Does size really matter?
When Michael Walls, from Access News, asked my opinion about bigger banks vs smaller lenders I jumped at the chance to be involved in an article he recently published for Western Sydney Business Access.
While there are benefits that come with larger banking organisations, more businesses and individuals are discovering there are also advantages to working with smaller lenders.
“Smaller lending organisations do not have the advertising budgets or shop front advantages that larger lending organisations are privy to,” according to Mooney Financial Services Managing Director Nardia Barrett.
“To secure the business, they need to be competitive in all areas, including rates, fees charged to clients and customer service.

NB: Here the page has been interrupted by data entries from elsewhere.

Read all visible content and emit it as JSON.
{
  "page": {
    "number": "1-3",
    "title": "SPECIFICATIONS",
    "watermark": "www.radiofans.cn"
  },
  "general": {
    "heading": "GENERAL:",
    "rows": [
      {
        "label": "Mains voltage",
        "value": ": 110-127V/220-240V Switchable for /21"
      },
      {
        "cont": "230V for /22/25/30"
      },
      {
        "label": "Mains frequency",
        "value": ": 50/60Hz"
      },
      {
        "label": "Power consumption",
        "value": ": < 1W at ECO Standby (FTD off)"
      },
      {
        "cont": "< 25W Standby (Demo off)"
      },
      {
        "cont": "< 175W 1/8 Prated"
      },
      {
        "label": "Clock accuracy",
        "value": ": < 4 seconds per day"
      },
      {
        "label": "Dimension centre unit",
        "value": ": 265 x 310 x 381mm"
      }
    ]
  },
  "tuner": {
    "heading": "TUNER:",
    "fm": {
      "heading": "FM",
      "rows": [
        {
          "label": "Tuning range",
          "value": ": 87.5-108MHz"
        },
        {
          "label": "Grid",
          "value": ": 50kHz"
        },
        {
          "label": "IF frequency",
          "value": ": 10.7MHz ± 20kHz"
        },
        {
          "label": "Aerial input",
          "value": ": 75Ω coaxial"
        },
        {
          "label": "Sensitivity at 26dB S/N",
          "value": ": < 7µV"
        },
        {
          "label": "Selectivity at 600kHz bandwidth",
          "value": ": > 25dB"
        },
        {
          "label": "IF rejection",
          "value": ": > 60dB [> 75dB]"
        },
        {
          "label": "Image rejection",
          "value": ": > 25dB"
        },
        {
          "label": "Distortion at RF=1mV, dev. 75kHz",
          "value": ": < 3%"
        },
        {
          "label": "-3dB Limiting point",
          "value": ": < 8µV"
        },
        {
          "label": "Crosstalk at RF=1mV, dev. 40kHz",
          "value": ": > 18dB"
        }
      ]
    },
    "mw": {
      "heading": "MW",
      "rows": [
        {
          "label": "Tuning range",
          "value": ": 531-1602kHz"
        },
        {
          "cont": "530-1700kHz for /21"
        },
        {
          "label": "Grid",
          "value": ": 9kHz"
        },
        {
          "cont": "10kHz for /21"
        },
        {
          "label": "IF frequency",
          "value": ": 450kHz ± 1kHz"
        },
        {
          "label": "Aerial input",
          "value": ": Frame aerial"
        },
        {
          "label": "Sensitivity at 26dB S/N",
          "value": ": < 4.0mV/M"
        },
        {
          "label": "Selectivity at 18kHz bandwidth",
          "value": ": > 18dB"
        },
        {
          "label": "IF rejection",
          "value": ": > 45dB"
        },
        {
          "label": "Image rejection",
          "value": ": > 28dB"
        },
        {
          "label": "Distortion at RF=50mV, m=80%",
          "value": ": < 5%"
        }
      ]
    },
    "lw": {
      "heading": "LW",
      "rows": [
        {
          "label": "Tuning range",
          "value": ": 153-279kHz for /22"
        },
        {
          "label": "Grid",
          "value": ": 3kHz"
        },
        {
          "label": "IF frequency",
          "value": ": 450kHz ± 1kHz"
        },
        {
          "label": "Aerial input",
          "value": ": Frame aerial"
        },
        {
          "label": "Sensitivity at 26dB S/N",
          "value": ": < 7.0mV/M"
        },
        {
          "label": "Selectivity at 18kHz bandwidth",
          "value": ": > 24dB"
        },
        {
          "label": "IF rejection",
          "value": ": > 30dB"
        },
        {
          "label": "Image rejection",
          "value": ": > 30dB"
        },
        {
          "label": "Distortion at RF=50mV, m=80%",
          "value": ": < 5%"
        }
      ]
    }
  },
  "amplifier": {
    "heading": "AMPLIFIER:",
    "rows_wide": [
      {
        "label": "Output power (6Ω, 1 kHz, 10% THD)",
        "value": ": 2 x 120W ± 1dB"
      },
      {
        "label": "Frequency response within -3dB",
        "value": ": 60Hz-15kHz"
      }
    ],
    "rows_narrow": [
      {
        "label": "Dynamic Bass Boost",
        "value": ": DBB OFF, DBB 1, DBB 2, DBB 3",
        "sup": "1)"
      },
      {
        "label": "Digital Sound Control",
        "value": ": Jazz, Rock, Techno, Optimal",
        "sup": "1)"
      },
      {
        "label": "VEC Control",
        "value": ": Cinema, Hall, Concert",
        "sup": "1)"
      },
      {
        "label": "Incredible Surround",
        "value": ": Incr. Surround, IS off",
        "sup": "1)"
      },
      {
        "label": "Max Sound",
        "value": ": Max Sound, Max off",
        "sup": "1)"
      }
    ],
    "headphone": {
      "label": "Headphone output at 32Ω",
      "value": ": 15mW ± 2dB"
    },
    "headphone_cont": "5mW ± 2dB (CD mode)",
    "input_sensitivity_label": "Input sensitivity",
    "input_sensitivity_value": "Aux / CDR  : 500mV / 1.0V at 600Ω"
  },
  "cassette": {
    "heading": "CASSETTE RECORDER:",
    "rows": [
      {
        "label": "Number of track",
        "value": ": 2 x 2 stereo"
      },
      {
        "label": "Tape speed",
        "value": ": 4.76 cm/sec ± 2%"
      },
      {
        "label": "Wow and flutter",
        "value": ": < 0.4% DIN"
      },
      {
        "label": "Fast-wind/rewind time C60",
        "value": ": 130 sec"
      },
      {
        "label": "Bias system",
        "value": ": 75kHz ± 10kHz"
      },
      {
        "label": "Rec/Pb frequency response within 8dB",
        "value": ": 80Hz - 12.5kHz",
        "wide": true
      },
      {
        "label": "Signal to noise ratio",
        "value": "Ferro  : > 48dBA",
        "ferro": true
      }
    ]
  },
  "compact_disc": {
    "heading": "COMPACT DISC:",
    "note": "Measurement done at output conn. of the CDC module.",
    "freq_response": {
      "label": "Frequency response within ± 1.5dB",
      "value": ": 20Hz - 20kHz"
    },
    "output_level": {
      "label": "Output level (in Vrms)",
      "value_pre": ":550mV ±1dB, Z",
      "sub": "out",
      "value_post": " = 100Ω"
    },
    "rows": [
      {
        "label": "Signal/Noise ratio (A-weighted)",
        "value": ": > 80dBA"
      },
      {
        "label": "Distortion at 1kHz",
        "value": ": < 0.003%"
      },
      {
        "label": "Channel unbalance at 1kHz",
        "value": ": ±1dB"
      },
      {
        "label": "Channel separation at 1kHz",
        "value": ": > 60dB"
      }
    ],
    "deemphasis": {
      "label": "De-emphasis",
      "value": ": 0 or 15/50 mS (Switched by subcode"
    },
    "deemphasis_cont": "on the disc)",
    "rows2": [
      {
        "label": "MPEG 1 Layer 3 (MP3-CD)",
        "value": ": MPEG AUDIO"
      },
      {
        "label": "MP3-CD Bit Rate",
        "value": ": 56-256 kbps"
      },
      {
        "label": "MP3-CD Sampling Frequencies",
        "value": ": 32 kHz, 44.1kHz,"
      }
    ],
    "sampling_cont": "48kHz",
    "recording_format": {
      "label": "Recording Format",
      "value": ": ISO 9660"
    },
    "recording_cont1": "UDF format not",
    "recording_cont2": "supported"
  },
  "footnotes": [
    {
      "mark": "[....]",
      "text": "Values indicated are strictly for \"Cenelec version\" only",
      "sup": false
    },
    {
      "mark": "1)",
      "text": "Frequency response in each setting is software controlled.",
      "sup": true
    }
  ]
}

“This also means the majority will go above and beyond to ensure a smooth transaction and ease of service.”
Ms Barrett said a wider range of clients appeared to be gravitating to smaller lending organisations than in previous years.
“Rate and fees are generally key drivers when proposing products affiliated to smaller lending institutions, along with quicker approval times and flexible policies,” she said.
“Some clients simply want a more personalised approach than they feel they are getting from the larger organisations. They want to be treated like a person and not just a number.”
Ms Barrett said security was a factor that had dissuaded people from banking with smaller organisations in the past.
“Consumers can be nervous when they have banked with larger corporations for many years,” she said.
“Larger lenders can seem more secure than a lender they haven’t heard of. But now more clients are turning to brokers for advice and guidance when it comes to lending.
“Brokers have access to a multitude of lenders, including the bigger banks, second tiered lenders and non-conforming institutions.
“A broker’s main goal is to find a product that best suits their clients’ needs and, when a smaller lender fits with a client, a broker can advise accordingly.
Click here to read the full article.